The 60% stock 40% bond portfolio has been an industry standard for the better part of the last four decades, for valid reasons. For starters, interest rates spent much of that period in decline which created a total return tailwind for bonds (yield + price appreciation from falling rates). In addition, 30-40 years ago, benign federal budget deficits and then the rapid adoption of emerging technologies like the Internet and cloud services combined with global outsourcing kept inflation low. Lastly, during much of this time period, investment alternatives beyond stocks and bonds, such as hedge funds, managed futures, private real estate, private equity and private credit, were available to only the largest investors and institutional asset owners. All these conditions contributed to the popularity of the 60/40 portfolio.
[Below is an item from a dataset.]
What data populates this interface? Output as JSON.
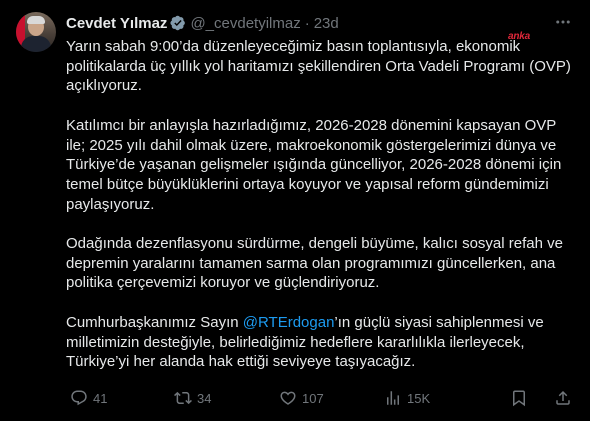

But what has changed and how can investors think about portfolio construction for the next 30-40 years as a result? We believe investors of many sizes can now consider the potential benefit of a portfolio built on a three-legged stool approach, consisting of stocks, bonds and alternatives, alongside the traditional two-legged approach, and here is why.
Although interest rates have risen recently, they are still far below the 12-15% level of the late 1970s and early 80s that ushered in the longest sustained bull market in bond market history. So, while future expected fixed income returns have risen recently due to the higher rate environment, we are far from the rate backdrop that in part drove returns from the 60/40 portfolio to widespread adoption. Moreover, systemic deficits are likely to keep interest rates higher for longer as we attempt to fund $2 trillion deficits for as far as the eye can see, which would deny bonds the tailwind of appreciation from sustained falling rates. Additionally, deglobalization is considered to be inflationary rather than deflationary, which reduces another tailwind. Lastly, the computing power and databases that boosted the economy’s overall productivity over the last three decades have made it far easier for alternative investment managers to efficiently administer funds at lower minimums for new investors. All of which has ushered in an era that will be known, in our view, as the democratization of alternatives for everyday investors. This brings us to the question of whether alternatives in a portfolio are worth it.
We believe the answer is yes. This chart from J.P. Morgan illustrates the potential impact of adding alternatives to a two-asset class portfolio. In every circumstance, the expected outcome moves up (higher return) and to the left (lower risk). Oftentimes, portfolio improvements are measured in inches, these look more like yards.
Even recent experience in 2022 shows us the benefit of the third leg of the stool approach. In 2022, both stocks and bonds were down double-digits, yet it was alternatives that in many instances served as a lifeline during the year. In fact, correlations between stocks and bonds have risen in recent years, reducing their diversification benefit to each other, and could remain elevated as the Federal Reserve remains an enormous element of the stock and bond market backdrop.
To be clear, there are environments where alternatives will act as a drag on a portfolio’s performance. Strong equity bull markets, for example, would be an environment where certain alternatives, particularly those that hedge, could lag. In addition, there are often additional liquidity, administrative and tax considerations with alternative investments.
All things considered, the carefully researched use of alternatives, in our opinion, may have a positive overall effect on a portfolio, broaden opportunity sets and add diversification when evaluated across full market cycles. All of these factors combined with increased accessibility and a seemingly perpetual state of global uncertainty, make us believe alternatives will be an increasingly important part of the investor tool kit for many decades to come.